Determine how many lines in the records hold the word "call". Return the number alone.

* _Dataset content_:
______

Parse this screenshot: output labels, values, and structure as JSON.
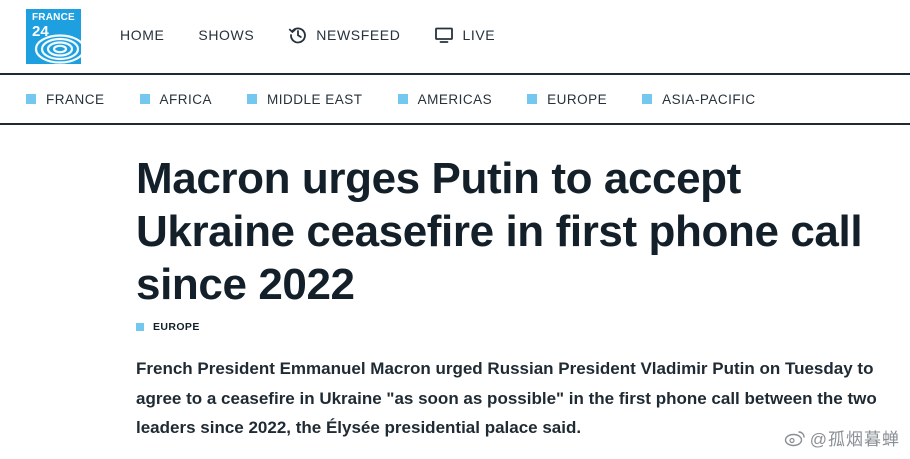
{
  "logo": {
    "brand": "FRANCE",
    "number": "24"
  },
  "main_nav": {
    "items": [
      {
        "label": "HOME"
      },
      {
        "label": "SHOWS"
      },
      {
        "label": "NEWSFEED",
        "icon": "history-clock-icon"
      },
      {
        "label": "LIVE",
        "icon": "monitor-icon"
      }
    ]
  },
  "section_nav": {
    "accent": "#74c7ee",
    "items": [
      {
        "label": "FRANCE"
      },
      {
        "label": "AFRICA"
      },
      {
        "label": "MIDDLE EAST"
      },
      {
        "label": "AMERICAS"
      },
      {
        "label": "EUROPE"
      },
      {
        "label": "ASIA-PACIFIC"
      }
    ]
  },
  "article": {
    "headline": "Macron urges Putin to accept Ukraine ceasefire in first phone call since 2022",
    "category": "EUROPE",
    "lead": "French President Emmanuel Macron urged Russian President Vladimir Putin on Tuesday to agree to a ceasefire in Ukraine \"as soon as possible\" in the first phone call between the two leaders since 2022, the Élysée presidential palace said."
  },
  "watermark": {
    "text": "@孤烟暮蝉",
    "icon": "weibo-icon"
  },
  "colors": {
    "brand_blue": "#1ea0e0",
    "text_dark": "#13202a"
  }
}
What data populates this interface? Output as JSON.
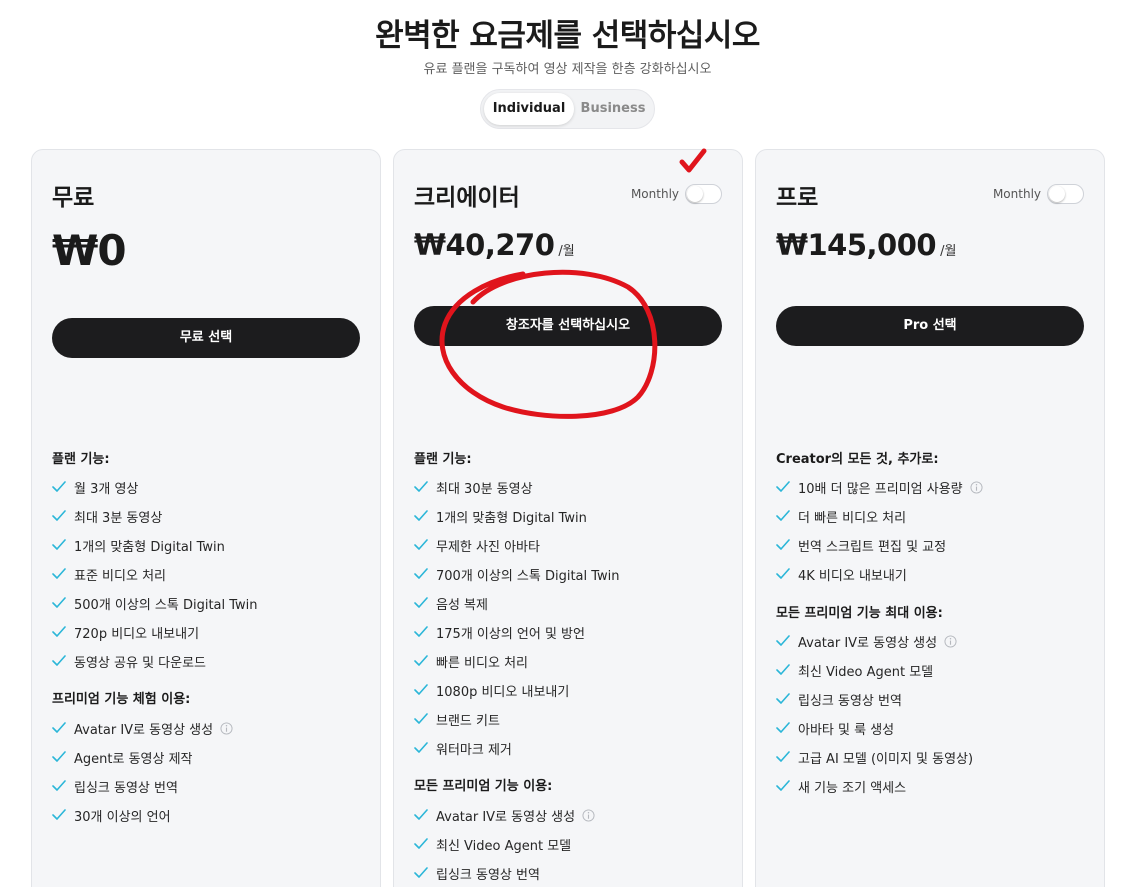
{
  "header": {
    "title": "완벽한 요금제를 선택하십시오",
    "subtitle": "유료 플랜을 구독하여 영상 제작을 한층 강화하십시오"
  },
  "tabs": [
    {
      "label": "Individual",
      "active": true
    },
    {
      "label": "Business",
      "active": false
    }
  ],
  "colors": {
    "accent": "#1c1c1e",
    "check": "#2bb6d8",
    "annotation": "#e0141c"
  },
  "icons": {
    "check": "check-icon",
    "info": "info-icon"
  },
  "plans": {
    "free": {
      "name": "무료",
      "price": "₩0",
      "cta": "무료 선택",
      "section1_title": "플랜 기능:",
      "features": [
        "월 3개 영상",
        "최대 3분 동영상",
        "1개의 맞춤형 Digital Twin",
        "표준 비디오 처리",
        "500개 이상의 스톡 Digital Twin",
        "720p 비디오 내보내기",
        "동영상 공유 및 다운로드"
      ],
      "section2_title": "프리미엄 기능 체험 이용:",
      "premium_features": [
        "Avatar IV로 동영상 생성",
        "Agent로 동영상 제작",
        "립싱크 동영상 번역",
        "30개 이상의 언어"
      ]
    },
    "creator": {
      "name": "크리에이터",
      "billing_label": "Monthly",
      "price": "₩40,270",
      "unit": "/월",
      "cta": "창조자를 선택하십시오",
      "section1_title": "플랜 기능:",
      "features": [
        "최대 30분 동영상",
        "1개의 맞춤형 Digital Twin",
        "무제한 사진 아바타",
        "700개 이상의 스톡 Digital Twin",
        "음성 복제",
        "175개 이상의 언어 및 방언",
        "빠른 비디오 처리",
        "1080p 비디오 내보내기",
        "브랜드 키트",
        "워터마크 제거"
      ],
      "section2_title": "모든 프리미엄 기능 이용:",
      "premium_features": [
        "Avatar IV로 동영상 생성",
        "최신 Video Agent 모델",
        "립싱크 동영상 번역"
      ]
    },
    "pro": {
      "name": "프로",
      "billing_label": "Monthly",
      "price": "₩145,000",
      "unit": "/월",
      "cta": "Pro 선택",
      "section1_title": "Creator의 모든 것, 추가로:",
      "features": [
        "10배 더 많은 프리미엄 사용량",
        "더 빠른 비디오 처리",
        "번역 스크립트 편집 및 교정",
        "4K 비디오 내보내기"
      ],
      "section2_title": "모든 프리미엄 기능 최대 이용:",
      "premium_features": [
        "Avatar IV로 동영상 생성",
        "최신 Video Agent 모델",
        "립싱크 동영상 번역",
        "아바타 및 룩 생성",
        "고급 AI 모델 (이미지 및 동영상)",
        "새 기능 조기 액세스"
      ]
    }
  }
}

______

* _Task answer_:
2